Continual monitoring of pipeline operation
Condie Construction from Springville did the actual construction of the pipeline. Design work began for the project in 2010 and the funding process. Jones and Demille Engineering did the design work. The town would like to thank everyone involved in the project. Rep. Jim Matheson and former Sen. Bob Bennett were instrumental in helping the town of Emery obtain the needed funding for the project. The Army Corp. 595 project money was a major component of the funding for the project. Maintaining a water supply for the town of Emery is critical. The pipeline will insure the town of a continued, clean water supply free of the contamination involved with a free flowing open canal. Jones and Demille said the construction company did an excellent job. They were very protective of any riparian areas the pipeline needed to pass through. Only a small amount of agricultural land was impacted and every thing possible was done to keep these impacts minor. Of the 6.1 miles of pipeline 3.1 miles is the 63 inch pipeline.
The original Blue cut tunnel had collapsed several times. The pipeline was moved out of the canal to a higher location, but still kept low enough it wouldn't impede the flow. There are drains along the way and air intakes to keep the water flowing. High spring flows will also help flush the pipeline. The canal was kind of meandering and the new pipeline is more direct. There are irrigation turnouts so water can be delivered to the ditch. It is also hoped the pipeline will increase pressure and this will be known when the irrigation season starts in the spring. Emery Town has three small reservoirs and Julius was held back this year to save water for culinary uses.
Mayor Mistie Christiansen said she is very happy with the project, but there is more to be done to enable Emery to have water all winter long for the people and the livestock. "We water more than 2,000 cows and over 200 horses. There are real concerns. This is a big step and we couldn't have done it on our own. I want to thank everyone who helped," said the mayor.
Along with the building of the new pipeline is also the end of an era with water no longer flowing down Muddy Creek to the town of Emery. Below is a little of the history of the canal and the famous Blue Cut tunnel.
"The tunnel builders". In 1889, the pioneers had located on the Muddy Creek three miles North East of the town of Emery. The build a tunnel 1,200 feet long through blue slate rock to bring water to the town of Emery. Their only tools were pick and shovel and blasting powder. They hauled dirt out in a two wheeled cart. They sank three shafts, one at each end and one in the middle of the blue slate hill, allowing for work in four directions. The pioneers used horse power to hoist dirt out in wooden buckets. Their living quarters were dugouts along Muddy Creek, called Camp Muddy Creek. The irrigation canal began as a tunnel engineered by pioneers in 1885 and finished in 1889. Many of the people in Emery have memories of the tunnel and the canal, Merlin Christiansen as a child he would skate on the canal into the tunnel in the winter. Merlin said the pioneers attempted to shore up the tunnel with cedar posts along the wall and roof. Cave ins were frequent and they used a scraper on a long cable, pulled by a team of horses to clean out the tunnel.

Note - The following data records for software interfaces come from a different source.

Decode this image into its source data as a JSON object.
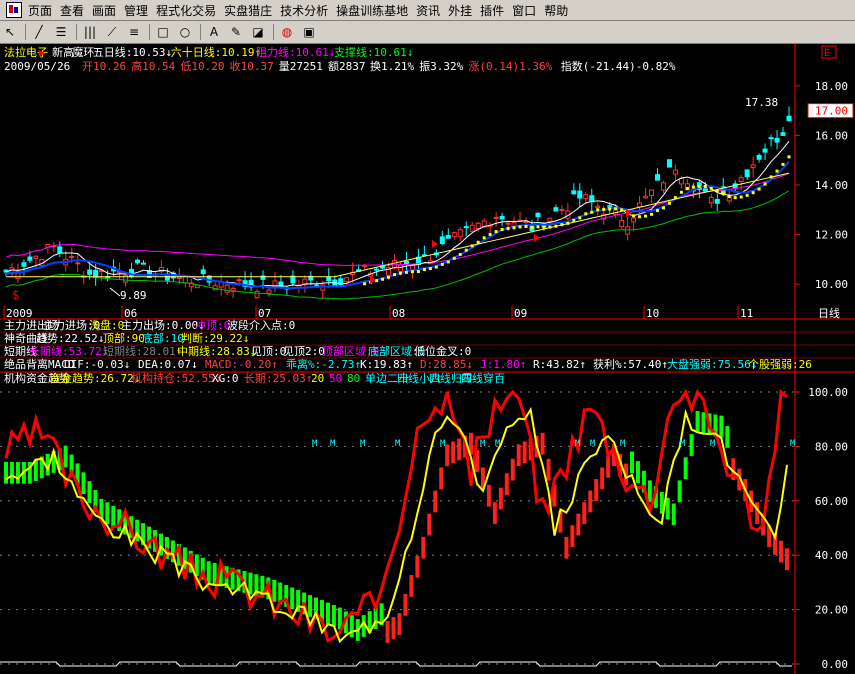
{
  "menu": [
    "页面",
    "查看",
    "画面",
    "管理",
    "程式化交易",
    "实盘猎庄",
    "技术分析",
    "操盘训练基地",
    "资讯",
    "外挂",
    "插件",
    "窗口",
    "帮助"
  ],
  "toolbar_icons": [
    "cursor-icon",
    "line-icon",
    "indicator-icon",
    "grid-icon",
    "fan-icon",
    "channel-icon",
    "rect-icon",
    "ellipse-icon",
    "text-icon",
    "brush-icon",
    "eraser-icon",
    "palette-icon",
    "save-icon"
  ],
  "header": {
    "row1": [
      {
        "t": "法拉电子",
        "c": "#ffff00"
      },
      {
        "t": "▶",
        "c": "#ff0000"
      },
      {
        "t": "新高",
        "c": "#ffffff"
      },
      {
        "t": "魔环",
        "c": "#ffffff"
      },
      {
        "t": "五日线:10.53↓",
        "c": "#ffffff"
      },
      {
        "t": "六十日线:10.19↑",
        "c": "#ffff00"
      },
      {
        "t": "阻力线:10.61↓",
        "c": "#ff00ff"
      },
      {
        "t": "支撑线:10.61↓",
        "c": "#00ff00"
      }
    ],
    "row2": [
      {
        "t": "2009/05/26",
        "c": "#ffffff"
      },
      {
        "t": "开10.26",
        "c": "#ff4040"
      },
      {
        "t": "高10.54",
        "c": "#ff4040"
      },
      {
        "t": "低10.20",
        "c": "#ff4040"
      },
      {
        "t": "收10.37",
        "c": "#ff4040"
      },
      {
        "t": "量27251",
        "c": "#ffffff"
      },
      {
        "t": "额2837",
        "c": "#ffffff"
      },
      {
        "t": "换1.21%",
        "c": "#ffffff"
      },
      {
        "t": "振3.32%",
        "c": "#ffffff"
      },
      {
        "t": "涨(0.14)1.36%",
        "c": "#ff4040"
      },
      {
        "t": "指数(-21.44)-0.82%",
        "c": "#ffffff"
      }
    ]
  },
  "price_axis": [
    "18.00",
    "16.00",
    "14.00",
    "12.00",
    "10.00"
  ],
  "current_price": "17.00",
  "low_label": "9.89",
  "high_label": "17.38",
  "date_axis": [
    "2009",
    "06",
    "07",
    "08",
    "09",
    "10",
    "11"
  ],
  "date_unit": "日线",
  "indicator_rows": [
    [
      {
        "t": "主力进出场",
        "c": "#ffffff"
      },
      {
        "t": "主力进场:0",
        "c": "#ffffff"
      },
      {
        "t": "洗盘:0",
        "c": "#ffff00"
      },
      {
        "t": "主力出场:0.00↓",
        "c": "#ffffff"
      },
      {
        "t": "冲顶:0",
        "c": "#ff00ff"
      },
      {
        "t": "波段介入点:0",
        "c": "#ffffff"
      }
    ],
    [
      {
        "t": "神奇曲线",
        "c": "#ffffff"
      },
      {
        "t": "趋势:22.52↓",
        "c": "#ffffff"
      },
      {
        "t": "顶部:90",
        "c": "#ffff00"
      },
      {
        "t": "底部:10",
        "c": "#00ffff"
      },
      {
        "t": "判断:29.22↓",
        "c": "#ffff00"
      }
    ],
    [
      {
        "t": "短期线",
        "c": "#ffffff"
      },
      {
        "t": "长期线:53.72↓",
        "c": "#ff00ff"
      },
      {
        "t": "短期线:28.01↑",
        "c": "#808080"
      },
      {
        "t": "中期线:28.83↓",
        "c": "#ffff00"
      },
      {
        "t": "见顶:0",
        "c": "#ffffff"
      },
      {
        "t": "见顶2:0",
        "c": "#ffffff"
      },
      {
        "t": "顶部区域:0",
        "c": "#ff00ff"
      },
      {
        "t": "底部区域:0",
        "c": "#00ffff"
      },
      {
        "t": "低位金叉:0",
        "c": "#ffffff"
      }
    ],
    [
      {
        "t": "绝品背离MACD",
        "c": "#ffffff"
      },
      {
        "t": "DIF:-0.03↓",
        "c": "#ffffff"
      },
      {
        "t": "DEA:0.07↓",
        "c": "#ffffff"
      },
      {
        "t": "MACD:-0.20↑",
        "c": "#ff4040"
      },
      {
        "t": "乖离%:-2.73↑",
        "c": "#00ffff"
      },
      {
        "t": "K:19.83↑",
        "c": "#ffffff"
      },
      {
        "t": "D:28.85↓",
        "c": "#ff4040"
      },
      {
        "t": "J:1.80↑",
        "c": "#ff00ff"
      },
      {
        "t": "R:43.82↑",
        "c": "#ffffff"
      },
      {
        "t": "获利%:57.40↑",
        "c": "#ffffff"
      },
      {
        "t": "大盘强弱:75.56↓",
        "c": "#00ffff"
      },
      {
        "t": "个股强弱:26",
        "c": "#ffff00"
      }
    ],
    [
      {
        "t": "机构资金趋势",
        "c": "#ffffff"
      },
      {
        "t": "资金趋势:26.72↓",
        "c": "#ffff00"
      },
      {
        "t": "机构持仓:52.55↓",
        "c": "#ff4040"
      },
      {
        "t": "XG:0",
        "c": "#ffffff"
      },
      {
        "t": "长期:25.03↑",
        "c": "#ff4040"
      },
      {
        "t": "20",
        "c": "#ffff00"
      },
      {
        "t": "50",
        "c": "#ff00ff"
      },
      {
        "t": "80",
        "c": "#00ff00"
      },
      {
        "t": "单边二十",
        "c": "#00ffff"
      },
      {
        "t": "四线小六",
        "c": "#00ffff"
      },
      {
        "t": "四线归零",
        "c": "#00ffff"
      },
      {
        "t": "四线穿百",
        "c": "#00ffff"
      }
    ]
  ],
  "lower_axis": [
    "100.00",
    "80.00",
    "60.00",
    "40.00",
    "20.00",
    "0.00"
  ],
  "chart_data": {
    "type": "candlestick",
    "price_range": [
      9.0,
      18.8
    ],
    "indicator_range": [
      0,
      100
    ],
    "price_ticks": [
      18,
      16,
      14,
      12,
      10
    ],
    "indicator_ticks": [
      100,
      80,
      60,
      40,
      20,
      0
    ],
    "low_annotation": 9.89,
    "high_annotation": 17.38,
    "current": 17.0
  }
}
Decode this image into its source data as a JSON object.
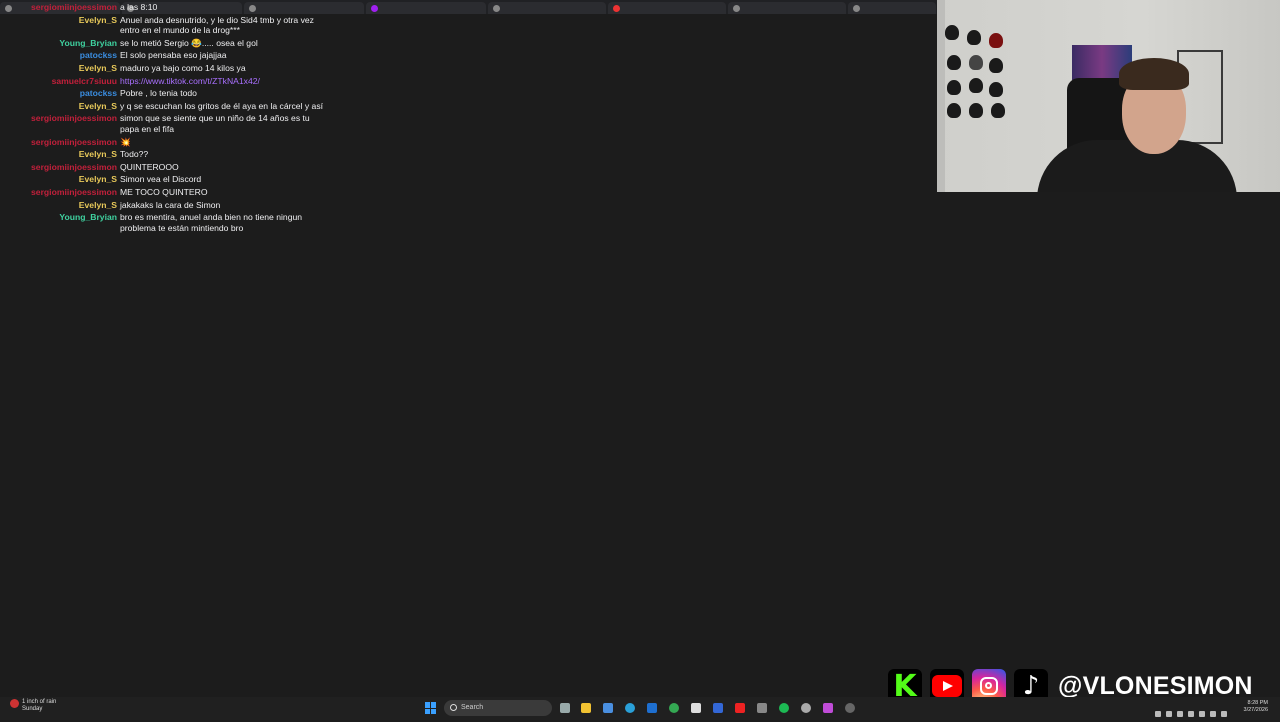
{
  "chat": {
    "messages": [
      {
        "user": "sergiomiinjoessimon",
        "color": "#c2203b",
        "text": "a las 8:10",
        "link": false
      },
      {
        "user": "Evelyn_S",
        "color": "#e8c95a",
        "text": "Anuel anda desnutrido, y le dio Sid4 tmb y otra vez entro en el mundo de la drog***",
        "link": false
      },
      {
        "user": "Young_Bryian",
        "color": "#3fd2a0",
        "text": "se lo metió Sergio 😂..... osea el gol",
        "link": false
      },
      {
        "user": "patockss",
        "color": "#3a8de0",
        "text": "El solo pensaba eso jajajjaa",
        "link": false
      },
      {
        "user": "Evelyn_S",
        "color": "#e8c95a",
        "text": "maduro ya bajo como 14 kilos ya",
        "link": false
      },
      {
        "user": "samuelcr7siuuu",
        "color": "#c2203b",
        "text": "https://www.tiktok.com/t/ZTkNA1x42/",
        "link": true
      },
      {
        "user": "patockss",
        "color": "#3a8de0",
        "text": "Pobre , lo tenia todo",
        "link": false
      },
      {
        "user": "Evelyn_S",
        "color": "#e8c95a",
        "text": "y q se escuchan los gritos de él aya en la cárcel y así",
        "link": false
      },
      {
        "user": "sergiomiinjoessimon",
        "color": "#c2203b",
        "text": "simon que se siente que un niño de 14 años es tu papa en el fifa",
        "link": false
      },
      {
        "user": "sergiomiinjoessimon",
        "color": "#c2203b",
        "text": "💥",
        "link": false
      },
      {
        "user": "Evelyn_S",
        "color": "#e8c95a",
        "text": "Todo??",
        "link": false
      },
      {
        "user": "sergiomiinjoessimon",
        "color": "#c2203b",
        "text": "QUINTEROOO",
        "link": false
      },
      {
        "user": "Evelyn_S",
        "color": "#e8c95a",
        "text": "Simon vea el Discord",
        "link": false
      },
      {
        "user": "sergiomiinjoessimon",
        "color": "#c2203b",
        "text": "ME TOCO QUINTERO",
        "link": false
      },
      {
        "user": "Evelyn_S",
        "color": "#e8c95a",
        "text": "jakakaks la cara de Simon",
        "link": false
      },
      {
        "user": "Young_Bryian",
        "color": "#3fd2a0",
        "text": "bro es mentira, anuel anda bien no tiene ningun problema te están mintiendo bro",
        "link": false
      }
    ]
  },
  "overlay": {
    "handle": "@VLONESIMON",
    "icons": [
      "kick-icon",
      "youtube-icon",
      "instagram-icon",
      "tiktok-icon"
    ]
  },
  "taskbar": {
    "weather_line1": "1 inch of rain",
    "weather_line2": "Sunday",
    "search_placeholder": "Search",
    "time": "8:28 PM",
    "date": "3/27/2026"
  }
}
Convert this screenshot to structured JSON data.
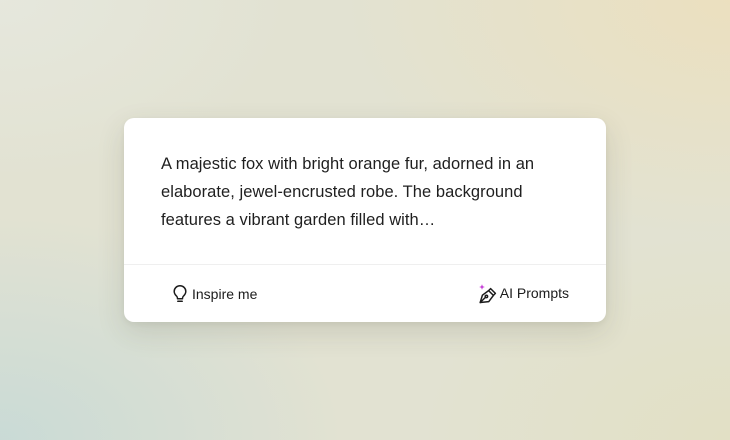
{
  "prompt_card": {
    "text": "A majestic fox with bright orange fur, adorned in an elaborate, jewel-encrusted robe. The background features a vibrant garden filled with…"
  },
  "footer": {
    "inspire_label": "Inspire me",
    "ai_prompts_label": "AI Prompts"
  },
  "icons": {
    "inspire": "lightbulb-icon",
    "ai_prompts": "pen-sparkle-icon"
  },
  "colors": {
    "text": "#1f1f1f",
    "sparkle": "#c43bd6"
  }
}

By putting the tunnel through this blue slate hill the pioneers were able to get water to more fields at a higher elevation, than they would have if they had gone two miles around the hill resulting in a loss of water due to seepage and evaporation.
Nielson Construction Company replaced the tunnel with a deep ditch after a tunnel collapse in the 1940s.